- [PROBLEM DESCRIPTION]:
Retype each entry below exactly as it stands.

—————

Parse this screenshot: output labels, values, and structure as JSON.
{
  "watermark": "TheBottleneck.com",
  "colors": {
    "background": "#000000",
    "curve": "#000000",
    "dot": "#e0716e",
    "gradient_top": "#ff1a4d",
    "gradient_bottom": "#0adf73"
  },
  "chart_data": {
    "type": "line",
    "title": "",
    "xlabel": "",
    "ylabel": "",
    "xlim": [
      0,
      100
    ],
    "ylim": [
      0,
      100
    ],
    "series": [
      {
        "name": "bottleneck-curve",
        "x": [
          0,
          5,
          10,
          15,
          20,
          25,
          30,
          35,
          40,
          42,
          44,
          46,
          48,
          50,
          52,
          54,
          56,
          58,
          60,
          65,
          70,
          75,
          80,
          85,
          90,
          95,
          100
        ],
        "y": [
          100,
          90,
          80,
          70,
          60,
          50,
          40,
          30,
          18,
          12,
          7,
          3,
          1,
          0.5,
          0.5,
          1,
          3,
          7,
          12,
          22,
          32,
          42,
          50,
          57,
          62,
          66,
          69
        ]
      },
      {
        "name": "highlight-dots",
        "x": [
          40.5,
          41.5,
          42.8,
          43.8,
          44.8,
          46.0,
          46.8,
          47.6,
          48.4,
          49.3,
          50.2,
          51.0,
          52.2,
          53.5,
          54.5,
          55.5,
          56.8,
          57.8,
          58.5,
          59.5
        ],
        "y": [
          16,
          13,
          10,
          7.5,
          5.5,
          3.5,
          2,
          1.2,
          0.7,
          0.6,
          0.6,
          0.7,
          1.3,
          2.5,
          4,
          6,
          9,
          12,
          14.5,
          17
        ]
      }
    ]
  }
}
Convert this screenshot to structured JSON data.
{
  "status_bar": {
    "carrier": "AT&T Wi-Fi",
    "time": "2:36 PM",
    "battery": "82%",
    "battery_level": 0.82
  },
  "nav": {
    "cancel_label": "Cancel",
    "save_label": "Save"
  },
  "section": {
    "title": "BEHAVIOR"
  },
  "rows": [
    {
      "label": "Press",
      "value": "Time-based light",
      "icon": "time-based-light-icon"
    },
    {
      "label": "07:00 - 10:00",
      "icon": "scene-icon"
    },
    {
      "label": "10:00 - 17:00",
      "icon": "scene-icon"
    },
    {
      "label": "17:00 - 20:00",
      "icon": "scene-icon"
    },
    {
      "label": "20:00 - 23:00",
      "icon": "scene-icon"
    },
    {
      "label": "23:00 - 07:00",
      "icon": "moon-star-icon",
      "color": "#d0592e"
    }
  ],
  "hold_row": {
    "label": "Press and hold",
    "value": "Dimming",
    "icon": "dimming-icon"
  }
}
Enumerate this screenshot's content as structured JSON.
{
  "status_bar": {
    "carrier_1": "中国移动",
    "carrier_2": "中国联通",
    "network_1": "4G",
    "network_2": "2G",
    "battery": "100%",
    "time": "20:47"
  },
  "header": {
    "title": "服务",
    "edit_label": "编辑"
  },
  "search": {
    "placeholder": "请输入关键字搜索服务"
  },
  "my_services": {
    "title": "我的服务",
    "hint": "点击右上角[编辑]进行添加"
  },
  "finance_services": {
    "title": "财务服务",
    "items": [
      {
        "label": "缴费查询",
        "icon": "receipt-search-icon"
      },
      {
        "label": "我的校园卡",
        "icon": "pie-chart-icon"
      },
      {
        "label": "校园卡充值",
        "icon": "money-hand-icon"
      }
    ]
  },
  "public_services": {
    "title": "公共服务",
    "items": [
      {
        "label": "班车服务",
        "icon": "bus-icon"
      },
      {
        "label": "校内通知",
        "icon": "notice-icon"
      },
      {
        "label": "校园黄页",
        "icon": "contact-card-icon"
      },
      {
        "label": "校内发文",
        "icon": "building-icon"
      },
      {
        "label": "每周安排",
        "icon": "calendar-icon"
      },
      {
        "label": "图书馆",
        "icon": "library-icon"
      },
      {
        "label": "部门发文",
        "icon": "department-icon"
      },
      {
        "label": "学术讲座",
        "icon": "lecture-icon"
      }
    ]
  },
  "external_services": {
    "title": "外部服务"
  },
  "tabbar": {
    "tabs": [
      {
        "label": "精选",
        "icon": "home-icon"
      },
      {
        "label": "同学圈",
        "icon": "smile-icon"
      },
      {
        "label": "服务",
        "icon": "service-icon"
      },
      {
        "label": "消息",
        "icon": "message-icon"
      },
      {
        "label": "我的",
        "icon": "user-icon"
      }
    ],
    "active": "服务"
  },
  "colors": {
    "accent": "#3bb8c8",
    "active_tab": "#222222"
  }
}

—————

- [SOLUTION TO THIS TASK]:
Parse this screenshot: output labels, values, and structure as JSON.
{
  "watermark": "TheBottleneck.com",
  "colors": {
    "background": "#000000",
    "curve": "#000000",
    "dot": "#e0716e",
    "gradient_top": "#ff1a4d",
    "gradient_bottom": "#0adf73"
  },
  "chart_data": {
    "type": "line",
    "title": "",
    "xlabel": "",
    "ylabel": "",
    "xlim": [
      0,
      100
    ],
    "ylim": [
      0,
      100
    ],
    "series": [
      {
        "name": "bottleneck-curve",
        "x": [
          0,
          5,
          10,
          15,
          20,
          25,
          30,
          35,
          40,
          42,
          44,
          46,
          48,
          50,
          52,
          54,
          56,
          58,
          60,
          65,
          70,
          75,
          80,
          85,
          90,
          95,
          100
        ],
        "y": [
          100,
          90,
          80,
          70,
          60,
          50,
          40,
          30,
          18,
          12,
          7,
          3,
          1,
          0.5,
          0.5,
          1,
          3,
          7,
          12,
          22,
          32,
          42,
          50,
          57,
          62,
          66,
          69
        ]
      },
      {
        "name": "highlight-dots",
        "x": [
          40.5,
          41.5,
          42.8,
          43.8,
          44.8,
          46.0,
          46.8,
          47.6,
          48.4,
          49.3,
          50.2,
          51.0,
          52.2,
          53.5,
          54.5,
          55.5,
          56.8,
          57.8,
          58.5,
          59.5
        ],
        "y": [
          16,
          13,
          10,
          7.5,
          5.5,
          3.5,
          2,
          1.2,
          0.7,
          0.6,
          0.6,
          0.7,
          1.3,
          2.5,
          4,
          6,
          9,
          12,
          14.5,
          17
        ]
      }
    ]
  }
}
Convert this screenshot to structured JSON data.
{
  "status_bar": {
    "carrier": "AT&T Wi-Fi",
    "time": "2:36 PM",
    "battery": "82%",
    "battery_level": 0.82
  },
  "nav": {
    "cancel_label": "Cancel",
    "save_label": "Save"
  },
  "section": {
    "title": "BEHAVIOR"
  },
  "rows": [
    {
      "label": "Press",
      "value": "Time-based light",
      "icon": "time-based-light-icon"
    },
    {
      "label": "07:00 - 10:00",
      "icon": "scene-icon"
    },
    {
      "label": "10:00 - 17:00",
      "icon": "scene-icon"
    },
    {
      "label": "17:00 - 20:00",
      "icon": "scene-icon"
    },
    {
      "label": "20:00 - 23:00",
      "icon": "scene-icon"
    },
    {
      "label": "23:00 - 07:00",
      "icon": "moon-star-icon",
      "color": "#d0592e"
    }
  ],
  "hold_row": {
    "label": "Press and hold",
    "value": "Dimming",
    "icon": "dimming-icon"
  }
}
Enumerate this screenshot's content as structured JSON.
{
  "status_bar": {
    "carrier_1": "中国移动",
    "carrier_2": "中国联通",
    "network_1": "4G",
    "network_2": "2G",
    "battery": "100%",
    "time": "20:47"
  },
  "header": {
    "title": "服务",
    "edit_label": "编辑"
  },
  "search": {
    "placeholder": "请输入关键字搜索服务"
  },
  "my_services": {
    "title": "我的服务",
    "hint": "点击右上角[编辑]进行添加"
  },
  "finance_services": {
    "title": "财务服务",
    "items": [
      {
        "label": "缴费查询",
        "icon": "receipt-search-icon"
      },
      {
        "label": "我的校园卡",
        "icon": "pie-chart-icon"
      },
      {
        "label": "校园卡充值",
        "icon": "money-hand-icon"
      }
    ]
  },
  "public_services": {
    "title": "公共服务",
    "items": [
      {
        "label": "班车服务",
        "icon": "bus-icon"
      },
      {
        "label": "校内通知",
        "icon": "notice-icon"
      },
      {
        "label": "校园黄页",
        "icon": "contact-card-icon"
      },
      {
        "label": "校内发文",
        "icon": "building-icon"
      },
      {
        "label": "每周安排",
        "icon": "calendar-icon"
      },
      {
        "label": "图书馆",
        "icon": "library-icon"
      },
      {
        "label": "部门发文",
        "icon": "department-icon"
      },
      {
        "label": "学术讲座",
        "icon": "lecture-icon"
      }
    ]
  },
  "external_services": {
    "title": "外部服务"
  },
  "tabbar": {
    "tabs": [
      {
        "label": "精选",
        "icon": "home-icon"
      },
      {
        "label": "同学圈",
        "icon": "smile-icon"
      },
      {
        "label": "服务",
        "icon": "service-icon"
      },
      {
        "label": "消息",
        "icon": "message-icon"
      },
      {
        "label": "我的",
        "icon": "user-icon"
      }
    ],
    "active": "服务"
  },
  "colors": {
    "accent": "#3bb8c8",
    "active_tab": "#222222"
  }
}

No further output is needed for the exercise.